bearings to be used for the location calculation,

calculating the position of the probable

transmission point, calculating the uncertainty

ellipse.

Location calculation steps

- Location calculation steps are given in the

following figure. - The computer program "TRIANGULATION", that

generally follows these steps, is available

through ITU.

Determining reliable bearings

- If there exist fast links between Monitoring

Centre and DF stations, the Calculation Centre is

provided, for each direction finder, with a

number of elementary bearings. In that case,

simple processing only is used at DF stations. - For slow links, making reliable bearings should

be performed at the DF station. Making a reliable

result is achieved by averaging the elementary

bearings regarding the signal of interest for the

Monitoring Centre.

Eliminate non-convergent bearings

- On each shooting, the area covered by the own

angular error of each of the shootings is

constructed. - When areas partly overlap, shootings can be

associated. - The association including the largest number of

shootings is kept as the best one. - Shootings that are not parts of the best

association are discarded.

Location calculation

- The optimum point is searched applying the least

squares method. - If P is any point and d1, d2, d3, ... the

angular variations to be applied to each bearing

to intersect P and n1, n2, n3, ... the

variances of various bearings, define - The optimum point is the point minimizing Sp.
- The uncertainty ellipse is the area centered

around the optimum point. This calculation is

performed from typical deviations from the

various bearings.

SSL for HF emissions

- The single site location (SSL) system allows

determining the geographical position of a

transmitter with a single radio direction-finder.

Processing system on data supplied by the radio

direction-finding (azimuth, elevation) associated

with ionospheric predictions, allows estimating

the transmitter distance with regard to the radio

direction-finder, ranging up to 2500 km. - SSL radio direction finders simultaneously

deliver the azimuth and elevation angle of the

signal received by the antenna array. Propagation

is by ground wave and ionospheric wave through

multiple paths corresponding to different

elevation angles.

SSL

- The basis of SSL is the so-called Classical

Method of Range Estimation. Assumes that the

actual HF propagation may be modeled by assuming

that reflection takes place from a simple

horizontal mirror at the appropriate height.

SSL

- There are two contra-polarized waves (circular or

elliptical) - an ordinary (O) and an

extraordinary (X) wave. - Location range calculation process calculating

elevation histograms, filtering elevation

diagrams, determining elevation packets,

determining four basic distances for LH and RH

polarization of O and X waves, and determining

the final distance. - Limitations of SSL multi-hop propagation leads

to calculated distances which are shorter than

the real distances, and reflection may take place

from layers of different heights.

Conclusions
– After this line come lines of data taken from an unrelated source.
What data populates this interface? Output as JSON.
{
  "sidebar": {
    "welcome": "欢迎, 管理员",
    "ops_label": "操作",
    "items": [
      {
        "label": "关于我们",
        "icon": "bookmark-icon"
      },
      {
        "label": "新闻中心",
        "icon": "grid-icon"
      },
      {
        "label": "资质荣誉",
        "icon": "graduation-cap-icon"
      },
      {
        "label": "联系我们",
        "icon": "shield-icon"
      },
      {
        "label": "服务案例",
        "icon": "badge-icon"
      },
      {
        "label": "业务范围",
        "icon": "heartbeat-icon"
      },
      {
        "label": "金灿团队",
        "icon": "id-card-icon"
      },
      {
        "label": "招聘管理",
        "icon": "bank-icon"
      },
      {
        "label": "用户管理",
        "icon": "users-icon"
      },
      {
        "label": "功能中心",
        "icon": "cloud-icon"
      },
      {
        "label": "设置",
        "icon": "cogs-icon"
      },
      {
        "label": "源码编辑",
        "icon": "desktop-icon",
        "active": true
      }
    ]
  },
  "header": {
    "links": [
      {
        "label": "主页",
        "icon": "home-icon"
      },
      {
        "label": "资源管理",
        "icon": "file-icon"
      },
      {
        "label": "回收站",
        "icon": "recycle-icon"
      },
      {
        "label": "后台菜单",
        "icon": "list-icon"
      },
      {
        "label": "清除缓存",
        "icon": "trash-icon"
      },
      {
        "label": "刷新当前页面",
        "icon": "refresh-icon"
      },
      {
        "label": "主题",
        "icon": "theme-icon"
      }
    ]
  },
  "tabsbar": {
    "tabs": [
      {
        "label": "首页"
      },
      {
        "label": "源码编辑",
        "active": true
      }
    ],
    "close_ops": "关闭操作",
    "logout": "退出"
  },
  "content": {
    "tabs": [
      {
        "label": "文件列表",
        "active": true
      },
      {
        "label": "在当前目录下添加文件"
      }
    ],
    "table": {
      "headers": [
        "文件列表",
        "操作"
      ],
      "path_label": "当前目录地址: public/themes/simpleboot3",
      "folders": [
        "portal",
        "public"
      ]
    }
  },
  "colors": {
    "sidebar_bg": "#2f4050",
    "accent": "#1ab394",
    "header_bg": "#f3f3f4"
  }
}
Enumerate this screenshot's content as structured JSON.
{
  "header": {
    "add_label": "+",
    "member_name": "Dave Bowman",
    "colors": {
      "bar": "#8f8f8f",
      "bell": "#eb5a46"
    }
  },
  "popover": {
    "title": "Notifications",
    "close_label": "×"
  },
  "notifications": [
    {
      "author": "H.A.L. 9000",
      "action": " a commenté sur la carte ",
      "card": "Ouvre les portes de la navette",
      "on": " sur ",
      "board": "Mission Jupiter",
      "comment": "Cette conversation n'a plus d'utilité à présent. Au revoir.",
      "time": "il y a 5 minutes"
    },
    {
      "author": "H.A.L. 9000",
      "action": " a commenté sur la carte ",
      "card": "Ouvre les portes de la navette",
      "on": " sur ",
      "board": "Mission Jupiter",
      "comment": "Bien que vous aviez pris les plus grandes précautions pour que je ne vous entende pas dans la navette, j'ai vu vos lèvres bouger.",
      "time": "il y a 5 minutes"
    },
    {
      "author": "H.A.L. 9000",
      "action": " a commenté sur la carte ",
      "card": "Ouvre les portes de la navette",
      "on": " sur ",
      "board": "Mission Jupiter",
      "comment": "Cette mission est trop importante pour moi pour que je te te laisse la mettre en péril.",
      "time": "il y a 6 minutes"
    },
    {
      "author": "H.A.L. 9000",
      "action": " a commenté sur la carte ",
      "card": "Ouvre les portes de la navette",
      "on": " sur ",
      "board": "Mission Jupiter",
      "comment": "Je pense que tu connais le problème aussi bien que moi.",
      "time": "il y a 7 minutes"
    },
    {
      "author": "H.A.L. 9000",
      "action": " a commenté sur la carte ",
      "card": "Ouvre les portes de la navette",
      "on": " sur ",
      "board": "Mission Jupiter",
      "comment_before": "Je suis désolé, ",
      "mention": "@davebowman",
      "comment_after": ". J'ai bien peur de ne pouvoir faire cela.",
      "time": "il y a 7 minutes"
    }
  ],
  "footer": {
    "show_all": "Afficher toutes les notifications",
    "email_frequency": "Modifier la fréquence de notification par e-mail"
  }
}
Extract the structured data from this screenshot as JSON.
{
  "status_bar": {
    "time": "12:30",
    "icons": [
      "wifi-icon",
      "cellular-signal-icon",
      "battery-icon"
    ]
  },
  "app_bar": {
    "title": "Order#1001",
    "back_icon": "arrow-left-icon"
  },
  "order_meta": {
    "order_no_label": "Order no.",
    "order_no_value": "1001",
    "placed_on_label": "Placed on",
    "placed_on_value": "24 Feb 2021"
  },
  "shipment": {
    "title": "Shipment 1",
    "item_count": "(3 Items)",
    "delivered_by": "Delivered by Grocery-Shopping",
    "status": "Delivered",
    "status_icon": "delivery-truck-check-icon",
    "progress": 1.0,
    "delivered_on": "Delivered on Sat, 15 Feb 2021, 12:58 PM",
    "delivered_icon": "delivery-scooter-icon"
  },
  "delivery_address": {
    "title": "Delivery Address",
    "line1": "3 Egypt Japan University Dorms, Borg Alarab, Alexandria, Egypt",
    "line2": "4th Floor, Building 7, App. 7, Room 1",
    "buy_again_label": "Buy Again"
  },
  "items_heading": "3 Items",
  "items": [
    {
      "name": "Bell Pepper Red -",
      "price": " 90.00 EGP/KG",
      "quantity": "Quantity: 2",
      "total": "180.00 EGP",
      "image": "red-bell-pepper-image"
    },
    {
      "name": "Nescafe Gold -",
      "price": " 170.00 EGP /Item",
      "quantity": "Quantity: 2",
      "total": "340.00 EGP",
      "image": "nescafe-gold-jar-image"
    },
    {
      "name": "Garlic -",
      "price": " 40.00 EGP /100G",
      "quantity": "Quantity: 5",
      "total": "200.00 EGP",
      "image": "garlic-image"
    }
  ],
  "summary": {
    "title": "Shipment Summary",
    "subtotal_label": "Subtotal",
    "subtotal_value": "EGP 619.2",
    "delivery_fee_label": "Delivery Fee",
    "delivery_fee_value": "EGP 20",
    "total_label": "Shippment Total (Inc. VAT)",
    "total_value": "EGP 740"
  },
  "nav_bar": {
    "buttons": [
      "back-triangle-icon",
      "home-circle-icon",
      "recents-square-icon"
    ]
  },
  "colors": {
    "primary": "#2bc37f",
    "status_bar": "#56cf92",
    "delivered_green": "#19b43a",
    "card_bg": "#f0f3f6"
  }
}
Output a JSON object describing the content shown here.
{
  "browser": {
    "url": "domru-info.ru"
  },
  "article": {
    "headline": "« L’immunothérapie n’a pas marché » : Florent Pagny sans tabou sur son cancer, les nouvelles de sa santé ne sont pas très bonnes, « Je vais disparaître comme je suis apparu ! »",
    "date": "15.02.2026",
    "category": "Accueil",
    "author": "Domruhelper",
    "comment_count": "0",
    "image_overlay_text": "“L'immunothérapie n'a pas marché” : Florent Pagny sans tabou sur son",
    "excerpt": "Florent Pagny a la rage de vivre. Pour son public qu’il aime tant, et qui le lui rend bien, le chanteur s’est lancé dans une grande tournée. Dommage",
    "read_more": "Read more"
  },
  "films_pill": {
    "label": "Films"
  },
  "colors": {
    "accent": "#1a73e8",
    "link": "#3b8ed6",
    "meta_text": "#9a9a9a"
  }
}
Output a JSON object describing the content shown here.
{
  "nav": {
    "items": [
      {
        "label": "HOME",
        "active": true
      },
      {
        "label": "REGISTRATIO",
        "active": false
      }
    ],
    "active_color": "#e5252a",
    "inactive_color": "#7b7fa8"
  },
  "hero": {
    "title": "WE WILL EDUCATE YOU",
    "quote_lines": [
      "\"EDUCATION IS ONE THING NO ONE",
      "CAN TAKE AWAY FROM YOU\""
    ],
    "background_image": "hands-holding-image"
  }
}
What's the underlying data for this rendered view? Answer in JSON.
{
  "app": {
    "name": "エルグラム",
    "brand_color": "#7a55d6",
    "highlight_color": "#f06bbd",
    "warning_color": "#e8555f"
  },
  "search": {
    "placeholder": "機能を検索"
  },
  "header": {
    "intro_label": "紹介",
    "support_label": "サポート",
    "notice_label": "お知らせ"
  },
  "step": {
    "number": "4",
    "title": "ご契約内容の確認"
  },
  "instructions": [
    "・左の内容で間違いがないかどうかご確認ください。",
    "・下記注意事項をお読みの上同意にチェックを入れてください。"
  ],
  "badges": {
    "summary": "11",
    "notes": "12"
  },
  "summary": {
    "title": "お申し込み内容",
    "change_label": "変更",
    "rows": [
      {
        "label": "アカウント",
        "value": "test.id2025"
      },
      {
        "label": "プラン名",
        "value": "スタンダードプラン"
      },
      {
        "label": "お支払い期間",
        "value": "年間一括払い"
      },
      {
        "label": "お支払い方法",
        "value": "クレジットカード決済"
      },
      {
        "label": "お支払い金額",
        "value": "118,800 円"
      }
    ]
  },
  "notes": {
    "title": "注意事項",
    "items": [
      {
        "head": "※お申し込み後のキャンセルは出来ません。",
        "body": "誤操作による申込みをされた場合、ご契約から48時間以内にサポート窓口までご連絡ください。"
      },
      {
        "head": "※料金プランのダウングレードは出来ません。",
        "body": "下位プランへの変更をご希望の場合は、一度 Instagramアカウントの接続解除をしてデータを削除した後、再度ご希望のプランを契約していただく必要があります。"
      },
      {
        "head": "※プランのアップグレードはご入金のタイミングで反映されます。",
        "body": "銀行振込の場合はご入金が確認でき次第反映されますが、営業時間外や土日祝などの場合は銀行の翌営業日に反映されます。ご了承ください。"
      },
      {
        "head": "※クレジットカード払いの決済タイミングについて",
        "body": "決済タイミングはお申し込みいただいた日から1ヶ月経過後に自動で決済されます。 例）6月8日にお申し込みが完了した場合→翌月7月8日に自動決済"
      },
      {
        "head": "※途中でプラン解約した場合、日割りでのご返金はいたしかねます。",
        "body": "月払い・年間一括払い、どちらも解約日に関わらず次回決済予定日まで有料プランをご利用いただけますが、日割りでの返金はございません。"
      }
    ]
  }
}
- Modern Direction Finders use digital signal

processing. - Modern array signal processing methods for DF are

used in conditions when many signals are present

and achieve excellent resolution in the presence

of noise. - To estimate bearing accuracy and calculated

location accuracy it is important to estimate

bearing errors. - Therefore, it is important to understand the

error sources and the classification of bearing

errors. - There is an increased need for monitoring

personnel to understand principles of digital

signal processing, which significantly improves

and facilitates spectrum monitoring.

Literature

- Smart Antennas for Wireless Communications IS-95

and Third Generation CDMA Applications, J.C.

Liberti and T. S. Rappaport, Prentice Hall, 1999. - Adaptive Filter Theory, S. Haykin, Prentice Hall,

1991. - Multidimensional Digital Signal Processing, D. E.

Dudgeon and R. M. Merserau, Prentice Hall, 1984. - International Telecommunication Union Spectrum

Monitoring Handbook, ITU, 2002. - Introduction into Theory of Direction Finding,

Rohde Schwarz.